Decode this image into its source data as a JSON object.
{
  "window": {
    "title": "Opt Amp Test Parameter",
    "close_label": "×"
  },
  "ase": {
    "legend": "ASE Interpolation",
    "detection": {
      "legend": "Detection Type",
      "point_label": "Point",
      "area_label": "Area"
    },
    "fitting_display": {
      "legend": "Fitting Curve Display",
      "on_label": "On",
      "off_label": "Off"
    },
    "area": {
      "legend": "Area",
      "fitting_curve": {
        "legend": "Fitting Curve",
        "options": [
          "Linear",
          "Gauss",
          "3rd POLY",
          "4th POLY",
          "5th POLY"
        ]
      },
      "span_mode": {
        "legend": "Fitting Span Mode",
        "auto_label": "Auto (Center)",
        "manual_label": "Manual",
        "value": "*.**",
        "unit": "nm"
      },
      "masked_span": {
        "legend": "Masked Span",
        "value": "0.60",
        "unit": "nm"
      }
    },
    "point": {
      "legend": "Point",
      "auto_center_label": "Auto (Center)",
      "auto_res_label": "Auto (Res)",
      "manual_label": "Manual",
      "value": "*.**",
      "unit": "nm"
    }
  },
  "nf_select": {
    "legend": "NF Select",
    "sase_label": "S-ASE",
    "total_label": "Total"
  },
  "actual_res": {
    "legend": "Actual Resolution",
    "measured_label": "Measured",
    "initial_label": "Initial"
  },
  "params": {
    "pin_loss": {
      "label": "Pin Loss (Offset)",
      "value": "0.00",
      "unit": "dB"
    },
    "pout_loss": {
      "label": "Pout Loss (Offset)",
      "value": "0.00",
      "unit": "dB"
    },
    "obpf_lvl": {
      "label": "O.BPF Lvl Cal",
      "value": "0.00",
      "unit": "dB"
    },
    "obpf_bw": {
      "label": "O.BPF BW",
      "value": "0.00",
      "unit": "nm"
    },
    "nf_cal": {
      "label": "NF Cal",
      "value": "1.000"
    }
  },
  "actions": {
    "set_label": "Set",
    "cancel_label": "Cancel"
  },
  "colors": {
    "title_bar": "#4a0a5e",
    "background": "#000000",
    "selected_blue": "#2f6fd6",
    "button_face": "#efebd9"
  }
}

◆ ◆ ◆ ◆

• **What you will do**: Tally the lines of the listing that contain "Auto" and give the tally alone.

• **Finished task**: 3